Years ago, cold winter nights would often elicit a comment from my mom or dad about being as snug as a bug in a rug. That little saying frequently was in reference to someone - usually a kid - headed to bed for the night.
Those were the days when central heating in houses was the exception, not the rule. Fireplaces and potbelly stoves were used to heat some rooms in the house. Those rooms were most often the kitchen and sitting or living rooms.
Bedrooms were infrequently heated directly. Some bedrooms garnered a little heat from the brick or stone chimneys that ran through the rooms from the floor below. Based on the principle that hot air rises, open grates in the floor above a heated room sometimes were used to take a little chill out of the bedroom air.
In addition, houses in those days were not well insulated and windows were, to put it mildly, a bit drafty. I can remember waking up on cold winter mornings and finding frost had formed on the bed covers as a result of the air temperature and the moisture in my exhaled breath. Sometimes snow sifted in around the poorly fitted window frames to leave a light dusting on the bed covers.
So, in those days, maintaining body temperature throughout the cold winter nights depended on flannel pajamas, wool socks and a thick layer of blankets. It also helped to be good and warm before hitting the sack.
In our household, we would create a foot warmer. This was a clothes iron that had been heated on the stove and wrapped in newspaper. Next, we would stand as close to the stove as possible while slowly turning our bodies to warm all sides equally. Then we would grab the heated, newspaper-wrapped iron and rush upstairs to the bedrooms. When we got near the bed, we would throw back the covers and place the heated iron so we could put our feet on it. Finally, we would jump in bed and cover up our head to keep our face warm until we got the bed warmed up. Presumably we would sleep as snug as a bug in a rug!
No one really knows how that old ditty originated.
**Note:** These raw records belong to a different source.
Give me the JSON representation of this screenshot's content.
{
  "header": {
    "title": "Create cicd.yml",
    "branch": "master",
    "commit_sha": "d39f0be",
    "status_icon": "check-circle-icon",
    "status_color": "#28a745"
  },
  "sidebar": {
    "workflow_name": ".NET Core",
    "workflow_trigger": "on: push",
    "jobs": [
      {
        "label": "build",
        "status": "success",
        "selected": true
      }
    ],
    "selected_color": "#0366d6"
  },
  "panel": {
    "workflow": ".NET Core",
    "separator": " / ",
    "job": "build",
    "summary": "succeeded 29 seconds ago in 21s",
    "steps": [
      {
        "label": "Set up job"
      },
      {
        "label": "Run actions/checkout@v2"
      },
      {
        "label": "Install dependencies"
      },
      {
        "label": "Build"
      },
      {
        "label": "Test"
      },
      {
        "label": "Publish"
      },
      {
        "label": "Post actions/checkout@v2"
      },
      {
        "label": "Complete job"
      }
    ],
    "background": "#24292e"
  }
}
The first printed use of the phrase was in 1769. Most of us would agree on the definitions of snug, bug and rug, even though the specific word meanings have changed a bit from early usage. Today, the saying evokes a mental image of person warmly encased in blankets.
What if the saying really is about an insect in a rug? What insect would it be? In Charles Dickens time, it might have been a cricket. After all, the rugs in front of the fireplace could have been a good place to hide for a cricket on the hearth.
If you just go by the name, bug in a rug, I think the insect of choice would have to be a carpet beetle. Carpet beetles are so named because they do serious damage to fabrics, including carpets and clothing.
Carpet beetles are classified in the insect family Dermestidae. Dermestids are small, oval-shaped beetles that are usually hairy or covered with scales. These beetles are scavengers and feed on such things as leather, fur and skin. They also feed on silk and wool, and even stored-food products. One of the larger and more common insects of this group is called the larder beetle, and it can sometimes be found feeding on stored meat and cheese.
In nature the dermestid beetles are scavengers and as such play an important role in the ecology of the earth. These insects help recycle nutrients by feeding on the hair and skin of dead animals. It is the larvae of dermestids that do most of the feeding. Dermestid larvae are normally brown in color and are covered with long hairs.
Even though dermestid beetles can be serious pests, including doing damage to insect collections, they also have a good side. Some species are called museum beetles to reflect the fact that the insects are used to clean skeletons for use in museums or for study in biological laboratories.
So a bug in a rug is not a good thing to most folks, if the rug is a carpet. But being snug as a bug in a rug is a good thing. At least it is to someone sleeping under wool blankets in an unheated bedroom during the winter months!